According to Illinois Law 720 ILCS 5/9-1, first degree murder is defines as the intentional killing of another person, the infliction of great bodily harm knowing it could lead to death, commits an act that has a strong probability of causing death or great bodily harm, or occurs during the perpetration of a forcible felony.
Illinois Law 720 ILCS 5/2-8 lists forcible felonies as sexual assault, robbery, burglary, arson, kidnapping, aggravated battery, and any other felony that involve the use of or threat of physical force or violence.
What this means is that you could be charged with first degree murder even if you don’t intend to kill anyone, but are involved in any of the crimes listed as a forcible felony. A death sentence can follow a conviction of murder if certain aggravating factors exist. Relevant to Felony Murder would be the killing of a police officer or fireman while on duty, actually killing a person while committing the felony, inflicting injuries along with other felons that caused a death, or committing an inherently violent felony.
Illinois Case Law
Along with law passed by the Illinois Legislature, the Illinois Supreme Court also defines the rules for the Felony Murder law. Illinois follows the proximate cause theory, which means that a felon is held responsible for the foreseeable deaths that occur in the attempt or completion of a forcible felony. This theory does not bode well for a felon because it carries possible liability for accidental deaths, innocent bystanders, and, most notably, the deaths of co-felons who may be killed by police during the felony.
This last scenario is the most disconcerting, but was upheld by the Illinois Supreme Court in the cases of People v. Hudson and People v. Klebanowski. In both of these cases, decided in 2006, the felons were charged with felony murder of a co-felon shot by off-duty police officers present at the time of the crime. In Klebanowski, the defendant drove his friend around with a BB gun so that he could locate a person to rob. The defendant dropped his friend off, heard shots, then drove off thinking that he had been shot. His friend had been shot by an off-duty police officer he attempted to rob at gunpoint. The defendant was charged with felony murder of his friend because he assisted in the perpetration of this crime.

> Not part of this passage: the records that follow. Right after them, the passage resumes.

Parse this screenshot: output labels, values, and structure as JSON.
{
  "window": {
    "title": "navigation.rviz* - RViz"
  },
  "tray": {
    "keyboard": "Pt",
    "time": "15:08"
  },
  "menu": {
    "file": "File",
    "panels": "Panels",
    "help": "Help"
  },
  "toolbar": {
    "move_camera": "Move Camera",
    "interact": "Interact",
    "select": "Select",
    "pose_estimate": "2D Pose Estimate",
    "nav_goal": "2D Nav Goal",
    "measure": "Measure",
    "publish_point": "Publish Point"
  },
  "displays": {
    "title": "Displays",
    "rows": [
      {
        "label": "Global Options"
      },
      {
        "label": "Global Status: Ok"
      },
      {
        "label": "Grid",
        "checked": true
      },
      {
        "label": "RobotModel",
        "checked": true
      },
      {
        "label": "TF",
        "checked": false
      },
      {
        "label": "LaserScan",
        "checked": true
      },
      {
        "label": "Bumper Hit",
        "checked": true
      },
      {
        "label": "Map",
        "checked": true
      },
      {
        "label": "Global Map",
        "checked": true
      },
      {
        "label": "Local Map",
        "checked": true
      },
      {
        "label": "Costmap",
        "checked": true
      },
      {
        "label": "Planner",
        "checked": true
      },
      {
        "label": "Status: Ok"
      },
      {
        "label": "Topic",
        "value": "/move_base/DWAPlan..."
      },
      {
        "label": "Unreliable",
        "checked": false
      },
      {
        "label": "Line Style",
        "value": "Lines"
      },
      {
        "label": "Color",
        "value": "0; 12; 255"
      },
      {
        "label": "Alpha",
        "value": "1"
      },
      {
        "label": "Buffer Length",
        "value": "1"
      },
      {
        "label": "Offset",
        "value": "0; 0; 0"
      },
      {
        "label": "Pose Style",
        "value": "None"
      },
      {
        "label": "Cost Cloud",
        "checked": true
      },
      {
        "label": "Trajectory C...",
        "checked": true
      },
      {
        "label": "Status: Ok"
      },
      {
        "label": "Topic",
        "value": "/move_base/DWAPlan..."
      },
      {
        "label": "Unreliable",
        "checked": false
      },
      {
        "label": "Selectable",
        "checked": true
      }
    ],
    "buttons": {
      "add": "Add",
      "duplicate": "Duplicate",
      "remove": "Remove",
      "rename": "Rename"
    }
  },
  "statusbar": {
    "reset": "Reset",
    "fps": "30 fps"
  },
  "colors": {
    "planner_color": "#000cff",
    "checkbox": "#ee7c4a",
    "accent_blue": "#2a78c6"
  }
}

This case should be a cautionary tale about the hard line Illinois draws when it comes to Felony Murder. As with any encounter with the criminal justice system, it is best to call a qualified Illinois Criminal Defense Attorney to help you protect your rights and freedom.